The National Pesticide Information Center, which offers information about pesticides and related topics, tracks bed bugs by state, based on the calls it receives. Its data parallels the pest management companies’, with the most inquiries coming from New York, California, New Jersey, Ohio and Pennsylvania.
NPIC Project Coordinator Kaci Buhl says the center has also been receiving bed bug-related calls this year from new states like Oregon, which now claims a weekly presence in the inquiry logs.
Getting rid of bed bugs is complex. It can take up to several visits and treatments. Some states have introduced bed bug related legislation. New York now requires landlords to tell new tenants whether a property has experienced past outbreaks; Pennsylvania, whose largest city Philadelphia makes our list, is considering legislation that would clarify whether a landlord or tenant is financially responsible for an infestation.
Edwin Rajotte, professor of entomology and IPM coordinator at Penn State University, says the good news is that bed bugs don’t carry diseases and are physiologically the same everywhere.
“There aren’t super bugs in Detroit or something like that,” he explains. “The main defense against bed bugs is education and awareness because everybody has a role to play in managing bed bugs, and it’s much easier to manage if you catch it early.”
Both Rajotte and Buhl stress a proactive approach when traveling this holiday season.
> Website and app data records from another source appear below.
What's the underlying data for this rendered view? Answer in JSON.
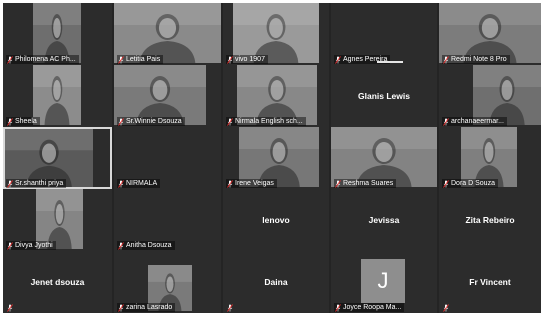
{
  "participants": [
    {
      "name": "Philomena AC Ph...",
      "type": "video",
      "muted": true
    },
    {
      "name": "Letitia Pais",
      "type": "video",
      "muted": true
    },
    {
      "name": "vivo 1907",
      "type": "video",
      "muted": true
    },
    {
      "name": "Agnes Pereira",
      "type": "name",
      "muted": true
    },
    {
      "name": "Redmi Note 8 Pro",
      "type": "video",
      "muted": true
    },
    {
      "name": "Sheela",
      "type": "video",
      "muted": true
    },
    {
      "name": "Sr.Winnie Dsouza",
      "type": "video",
      "muted": true
    },
    {
      "name": "Nirmala English sch...",
      "type": "video",
      "muted": true
    },
    {
      "name": "Glanis Lewis",
      "type": "name",
      "muted": false
    },
    {
      "name": "archanaeermar...",
      "type": "video",
      "muted": true
    },
    {
      "name": "Sr.shanthi priya",
      "type": "video",
      "muted": true,
      "active": true
    },
    {
      "name": "NIRMALA",
      "type": "name",
      "muted": true
    },
    {
      "name": "Irene Veigas",
      "type": "video",
      "muted": true
    },
    {
      "name": "Reshma Suares",
      "type": "video",
      "muted": true
    },
    {
      "name": "Dora D Souza",
      "type": "video",
      "muted": true
    },
    {
      "name": "Divya Jyothi",
      "type": "video",
      "muted": true
    },
    {
      "name": "Anitha Dsouza",
      "type": "name",
      "muted": true
    },
    {
      "name": "lenovo",
      "type": "name",
      "muted": false
    },
    {
      "name": "Jevissa",
      "type": "name",
      "muted": false
    },
    {
      "name": "Zita Rebeiro",
      "type": "name",
      "muted": false
    },
    {
      "name": "Jenet dsouza",
      "type": "name",
      "muted": true
    },
    {
      "name": "zarina Lasrado",
      "type": "video",
      "muted": true
    },
    {
      "name": "Daina",
      "type": "name",
      "muted": true
    },
    {
      "name": "Joyce Roopa Ma...",
      "type": "avatar",
      "avatar_letter": "J",
      "muted": true
    },
    {
      "name": "Fr Vincent",
      "type": "name",
      "muted": true
    }
  ]
}
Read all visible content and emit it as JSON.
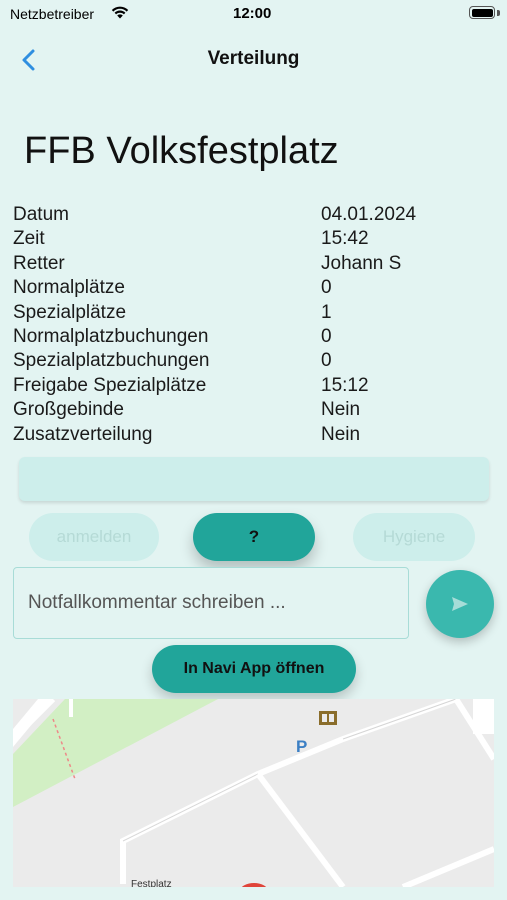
{
  "status_bar": {
    "carrier": "Netzbetreiber",
    "time": "12:00"
  },
  "nav": {
    "title": "Verteilung"
  },
  "page_title": "FFB Volksfestplatz",
  "details": [
    {
      "label": "Datum",
      "value": "04.01.2024"
    },
    {
      "label": "Zeit",
      "value": "15:42"
    },
    {
      "label": "Retter",
      "value": "Johann S"
    },
    {
      "label": "Normalplätze",
      "value": "0"
    },
    {
      "label": "Spezialplätze",
      "value": "1"
    },
    {
      "label": "Normalplatzbuchungen",
      "value": "0"
    },
    {
      "label": "Spezialplatzbuchungen",
      "value": "0"
    },
    {
      "label": "Freigabe Spezialplätze",
      "value": "15:12"
    },
    {
      "label": "Großgebinde",
      "value": "Nein"
    },
    {
      "label": "Zusatzverteilung",
      "value": "Nein"
    }
  ],
  "actions": {
    "register_label": "anmelden",
    "help_label": "?",
    "hygiene_label": "Hygiene"
  },
  "comment": {
    "placeholder": "Notfallkommentar schreiben ..."
  },
  "navi_button_label": "In Navi App öffnen",
  "map": {
    "label": "Festplatz",
    "parking_symbol": "P"
  },
  "colors": {
    "background": "#e3f4f2",
    "accent": "#21a59a",
    "back_arrow": "#2f8ee0"
  }
}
Check the space you are sleeping in, whether it’s a hotel or the home of a loved one.
“Look everywhere, bring a flashlight and inspect the box spring, seam along the mattress, under tags on the bed, even the headboards,” instructs Buhl.
If possible, leave your luggage in the bathroom since the apple-seed-shaped insects aren’t prone to migrating there. Inspect your luggage before bringing it into your house (Harrison stores his suitcases in the garage to be safe).
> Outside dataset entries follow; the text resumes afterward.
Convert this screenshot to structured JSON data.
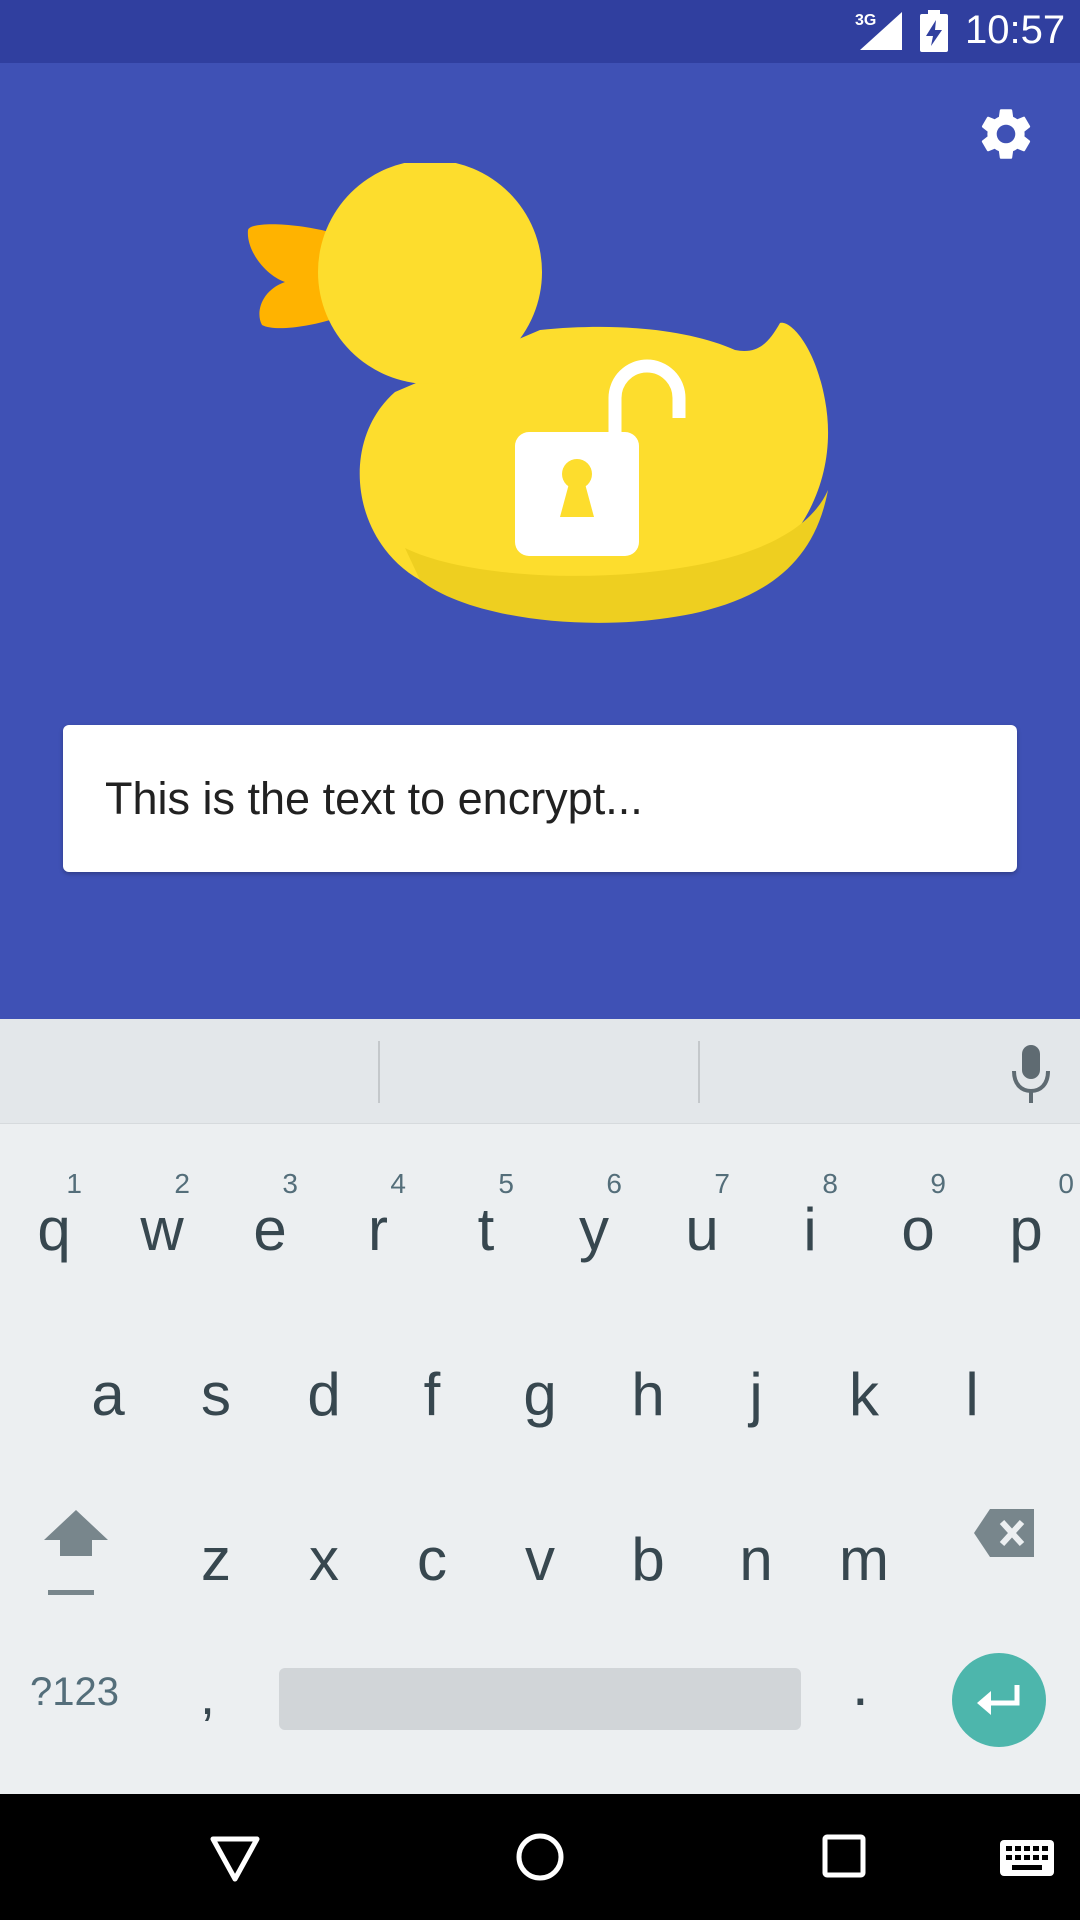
{
  "status_bar": {
    "network": "3G",
    "time": "10:57"
  },
  "main": {
    "input_text": "This is the text to encrypt...",
    "icons": {
      "settings": "gear-icon",
      "hero": "duck-unlock-illustration"
    }
  },
  "keyboard": {
    "row1": [
      {
        "char": "q",
        "num": "1"
      },
      {
        "char": "w",
        "num": "2"
      },
      {
        "char": "e",
        "num": "3"
      },
      {
        "char": "r",
        "num": "4"
      },
      {
        "char": "t",
        "num": "5"
      },
      {
        "char": "y",
        "num": "6"
      },
      {
        "char": "u",
        "num": "7"
      },
      {
        "char": "i",
        "num": "8"
      },
      {
        "char": "o",
        "num": "9"
      },
      {
        "char": "p",
        "num": "0"
      }
    ],
    "row2": [
      "a",
      "s",
      "d",
      "f",
      "g",
      "h",
      "j",
      "k",
      "l"
    ],
    "row3": [
      "z",
      "x",
      "c",
      "v",
      "b",
      "n",
      "m"
    ],
    "symbols_label": "?123",
    "comma": ",",
    "period": "."
  },
  "colors": {
    "primary": "#3F51B5",
    "primary_dark": "#303F9F",
    "accent_enter": "#4DB6AC",
    "duck_yellow": "#FDDD2D",
    "beak_orange": "#FFB300"
  }
}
Once home, launder your clothes and dry them on high heat for at least 30 minutes to kill all life stages of the potential hitchhikers.
If you spot them in your home or experience bites, do not wait to call in an exterminator. The infestation will only worsen and become more costly and challenging to treat.
Follow these simple steps and you have a good chance of sleeping tight, and not letting the bed bugs bite.
Five of America’s Worst Bed Bug-Infested Cities
Orkin ranking: 1
Terminix ranking: 4
Orkin ranking: 3
Terminix ranking: 5
Orkin ranking: 5
Terminix ranking: 3
Orkin ranking: 7
Terminix ranking: 1
Orkin ranking: 2
Terminix ranking: 7